INGV-CT - Istituto Nazionale di Geofisica e Vulcanologia - Sezione di Catania (Italy)

INSIVUMEH - Instituto Nacional de Sismologia, Vulcanologia, Meteorologia e Hidrologia (Guatemala)

IRD - Institut de Recherche pour le Développement (France)

JMA - Japanese Meteorological Agency

KEMSD - Kamchatkan Experimental and Methodical Seismilogical Department

KVERT - Kamchatkan Volcanic Eruption Response Team

M - magnitude

METEOSAT - Meteorological Satellite

MEVO - Mount Erebus Volcano Observatory

MODIS - Moderate Resolution Imaging Spectroradiometer

MVO - Montserrat Volcano Observatory

MWO - Meteorological Watch Office

NEIC - National Earthquake Information Center

NIED - National Research Institute for Earth Science and Disaster Prevention (Japan)

NOAA - National Oceanic and Atmospheric Administration

NOTAM - Notice to Airmen

OVDAS - Observatorio Volcanologico de los Andes del Sur (Chile)

OFDA - Office of US Foreign Disaster Assistance

ONEMI - Oficina Nacional de Emergencia - Ministerio del Interior (Chile)

OVPDLF - Observatoire Volcanologique du Piton de la Fournaise (France)

OVSICORI-UNA - Observatorio Vulcanologico y Sismologico de Costa Rica, Universidad Nacional (Costa Rica)

PHIVOLCS - Philippine Institute of Volcanology and Seismology (Philippines)

RSAM - Real-time Seismic Amplitude Measurement

RVO - Rabaul Volcano Observatory

SERNAGEOMIN - Servicio Nacional de Geologia y Mineria (Chile)

SIGMET - Significant Meteorological Information

SNET - Servicio Nacional de Estudios Territoriales (El Salvador)

SVERT - Sakhalin Volcanic Eruption Response Team (Russia)

USAID - US Agency for International Development

USGS - United States Geological Survey

UTC - Coordinated Universal Time

VAAC - Volcanic Ash Advisory Center

VAFTAD - Volcanic Ash Forecast Transport And Dispersion
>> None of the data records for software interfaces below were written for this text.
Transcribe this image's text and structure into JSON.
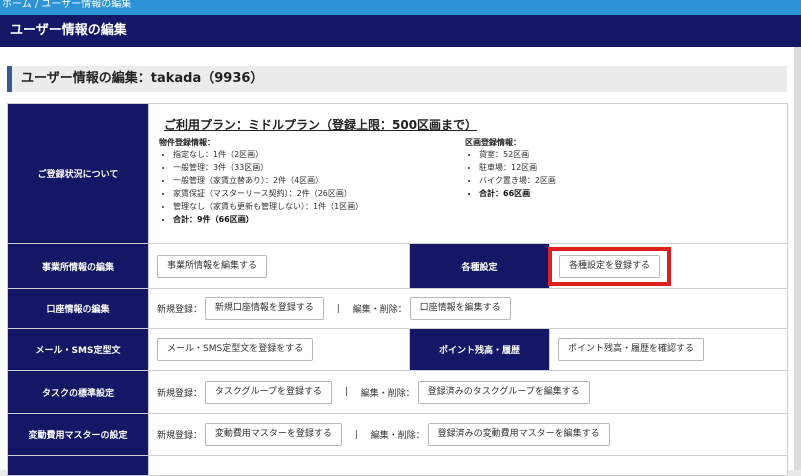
{
  "breadcrumb": "ホーム / ユーザー情報の編集",
  "header": {
    "title": "ユーザー情報の編集"
  },
  "page": {
    "title": "ユーザー情報の編集：takada（9936）"
  },
  "registration": {
    "label": "ご登録状況について",
    "plan": "ご利用プラン：ミドルプラン（登録上限：500区画まで）",
    "property": {
      "title": "物件登録情報：",
      "items": [
        "指定なし：1件（2区画）",
        "一般管理：3件（33区画）",
        "一般管理（家賃立替あり）：2件（4区画）",
        "家賃保証（マスターリース契約）：2件（26区画）",
        "管理なし（家賃も更新も管理しない）：1件（1区画）"
      ],
      "total": "合計：9件（66区画）"
    },
    "section": {
      "title": "区画登録情報：",
      "items": [
        "貸室：52区画",
        "駐車場：12区画",
        "バイク置き場：2区画"
      ],
      "total": "合計：66区画"
    }
  },
  "rows": {
    "office": {
      "label": "事業所情報の編集",
      "button": "事業所情報を編集する"
    },
    "settings": {
      "label": "各種設定",
      "button": "各種設定を登録する"
    },
    "account": {
      "label": "口座情報の編集",
      "new_label": "新規登録：",
      "new_button": "新規口座情報を登録する",
      "separator": "|",
      "edit_label": "編集・削除：",
      "edit_button": "口座情報を編集する"
    },
    "mail": {
      "label": "メール・SMS定型文",
      "button": "メール・SMS定型文を登録をする"
    },
    "points": {
      "label": "ポイント残高・履歴",
      "button": "ポイント残高・履歴を確認する"
    },
    "task": {
      "label": "タスクの標準設定",
      "new_label": "新規登録：",
      "new_button": "タスクグループを登録する",
      "separator": "|",
      "edit_label": "編集・削除：",
      "edit_button": "登録済みのタスクグループを編集する"
    },
    "cost": {
      "label": "変動費用マスターの設定",
      "new_label": "新規登録：",
      "new_button": "変動費用マスターを登録する",
      "separator": "|",
      "edit_label": "編集・削除：",
      "edit_button": "登録済みの変動費用マスターを編集する"
    }
  },
  "colors": {
    "navy": "#141766",
    "top_blue": "#2b93d6",
    "highlight_red": "#e01e1e"
  }
}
VDAP - Volcano Disaster Assistance Program (USGS)

VHP - Volcano Hazards Program (USGS)

VRC - Volcano Research Center (Japan)